Thousands of scammers monitor what we do on social network sites. And maybe even worse, thousands of legitimate companies monitor the sites, too. A picture of you simply looking out of control in a party picture can persuade some companies not to hire you. Posting "My parents are out of town for ten days, so I'm partying!" is an open invite for house robbers or worse to try to join the party.

Scariest new twist in social network monitoring: nowadays, some insurance companies (think car insurance and health insurance) track what you do on social networking sites, too. Have lots of party pictures on there? Don't be surprised if your insurance is hiked.

Is that fair? Probably not. You could be drinking water all night at a party and still look crazy. But the law right now is on the side of the insurance companies: they can use whatever criteria they want to set rates. So, what do you do?

Duh! Edit your pictures or untag yourself.

Other easy but smart tips:

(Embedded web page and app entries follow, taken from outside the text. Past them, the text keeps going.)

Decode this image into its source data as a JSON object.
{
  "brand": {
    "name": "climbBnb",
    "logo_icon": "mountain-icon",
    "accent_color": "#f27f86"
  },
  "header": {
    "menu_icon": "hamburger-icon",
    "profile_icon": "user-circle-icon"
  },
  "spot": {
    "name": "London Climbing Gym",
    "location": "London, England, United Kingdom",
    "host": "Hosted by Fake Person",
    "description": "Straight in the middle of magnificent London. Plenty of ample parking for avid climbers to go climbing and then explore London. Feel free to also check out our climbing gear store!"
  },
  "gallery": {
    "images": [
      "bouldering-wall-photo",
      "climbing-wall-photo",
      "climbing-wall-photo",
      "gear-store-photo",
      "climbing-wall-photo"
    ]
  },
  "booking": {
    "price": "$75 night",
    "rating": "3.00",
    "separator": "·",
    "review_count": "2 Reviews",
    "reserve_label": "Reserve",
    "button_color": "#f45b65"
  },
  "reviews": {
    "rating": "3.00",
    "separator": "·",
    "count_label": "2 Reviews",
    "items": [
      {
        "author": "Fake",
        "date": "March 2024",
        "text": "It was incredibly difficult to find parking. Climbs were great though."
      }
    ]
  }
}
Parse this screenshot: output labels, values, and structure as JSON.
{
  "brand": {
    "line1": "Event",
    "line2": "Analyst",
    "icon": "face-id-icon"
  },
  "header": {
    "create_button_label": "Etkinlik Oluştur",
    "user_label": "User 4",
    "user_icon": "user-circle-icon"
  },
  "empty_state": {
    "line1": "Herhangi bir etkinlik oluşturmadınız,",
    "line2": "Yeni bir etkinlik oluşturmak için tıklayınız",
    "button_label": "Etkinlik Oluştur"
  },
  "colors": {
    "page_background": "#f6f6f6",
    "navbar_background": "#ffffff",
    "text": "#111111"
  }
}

  1. "Lock–down" your Facebook account. We walk you through a simple procedure here: "Facebook and Your Privacy."
  2. Check your firewall and anti–virus programs. You do have a firewall, right? And a virus program? Right? If you haven't updated those programs, do it now. Just Google "security updates" in your browser.
  3. Get possessive with your personal and financial information. Don't store sensitive information or passwords on your computer or on websites.
    • Don't assume all websites are safe websites. Before even clicking on links in a strange website, use a search engine to check the website out. For instance, Google "problems with [name of the website.]" If the reviews are uniformly bad, stay away from the site.
  4. When making purchases, use a credit card. Don't use your debit card. Credit cards give you some protection.
  5. Brush up on "pharming, "phishing" and "smishing" scams aimed at people our age. This article will help: "Identity Theft."
  6. If you aren't familiar with a lot of the pitfalls of social networking sites, read this article: "Facebook & MySpace... Wicked!"

And finally, a word from the government! Even Washington has some good tips for you to be safer online. Head to:

But right now, head to your social networking site and edit those pix! Oh, and be sure to check out other related articles on our website.